Hanoi Redemptorists denounce an attack by police on Sunday evening claiming that more than 30 parishioners, most of them were children, suffered badly from tear gas inhalation. 20 victims were taken to the nearby Dong Da hospital for treatment. 5 of them are still in serious conditions.

Hanoi -
Victims were cared inside the monastery
Many children could not see after the attack
Revolution gang
At 8h45 pm local time Sunday, Fr. Peter Nguyen Van Khai was attacked when he was leading a procession on the ground of Hanoi Redemptorist Monastery. A uniformed police sprayed him, altar boys and people nearby with tear gas causing many to faint and vomit. It is believed that another teargas-bomb was thrown into the crowd causing many ran and cried out in panic. More people were hurt when the crowd tried to get out of the area.

Some doctors in the nearby Dong Da hospital rushed to the site to provide first aids. Dozens of parishioners who was badly injured were sent immediately to the hospital while others received medical care inside the monastery.

Protestors were very angry with the assault. At 11pm, when hundreds were still gathering at the monastery to protest against the attack, dozens of “revolution gang” were sent to the site to disperse protestors. They shouted communist slogans and challenged the protestors with anti-Catholic language. Hanoi Redemptorists worked hard to separate protestors and the gang to avoid the imminent violence.

The attacks on Thursday night and on Sunday night have erupted chain reactions in Vietnamese Catholics inside and outside Vietnam.

In Hanoi, the College of Priests issued a statement, read at all weekend Masses, asking the government “not to use any sort of violence against Catholic faithful to settle the dispute”, and the state-run media “must not distort the truth, and falsely accuse Catholic priests and faithful”.

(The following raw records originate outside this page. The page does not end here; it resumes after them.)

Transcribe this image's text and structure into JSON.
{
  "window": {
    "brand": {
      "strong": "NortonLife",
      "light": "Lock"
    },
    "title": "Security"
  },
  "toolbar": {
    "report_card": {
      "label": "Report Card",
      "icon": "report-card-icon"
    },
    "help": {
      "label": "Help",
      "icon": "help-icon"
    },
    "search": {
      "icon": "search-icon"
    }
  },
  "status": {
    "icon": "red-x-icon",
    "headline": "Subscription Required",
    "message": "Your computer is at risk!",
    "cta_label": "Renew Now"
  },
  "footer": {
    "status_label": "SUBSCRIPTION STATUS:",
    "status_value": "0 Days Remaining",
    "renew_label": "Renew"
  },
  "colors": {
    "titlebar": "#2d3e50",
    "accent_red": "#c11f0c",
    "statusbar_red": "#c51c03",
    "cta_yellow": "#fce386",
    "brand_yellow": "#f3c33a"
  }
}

In Saigon, Cardinal Jean Baptise Pham Minh Man, in a pastoral letter sent to all Catholic Priests, Religious and Faithful of the archdiocese of Saigon, complains that the way the state-run media inform their audience on the Thai Ha issue only “serve the privileges of the powerful, and of parties, not the common good of the nation.” Furthermore, “the land laws contain so many contradictions… and court verdicts on land deal are not always to be carried out by local authorities”. The Cardinal confirms that Vietnam Redemptorists have all necessary documents and witnesses to prove that the property had belonged to the religious order. He calls for constructive dialogue in truth and fairness to solve peacefully the dispute in justice.

In Australia, thousands of Catholics in Sydney, Melbourne, Brisbane, Adelaide and Perth attended special services to pray for Hanoi Catholics. In a letter sent to Prime Minister Kevin Rudd, Vietnamese Catholics in Australia ask the Prime Minister “do everything possible to ensure that the regime in Hanoi desists from all sorts of violent repression of the protestors, and seriously searches for negotiated settlements regarding the confiscated Church property that is at the root of the dispute.”

In letters sent to President George W.Bush of the United States, Vietnamese Catholics in California express that they “have been shocked by recent religious and human rights violations against the religious order as well as Catholic faithful who have assembled since January for peaceful prayer vigils at Thai Ha.”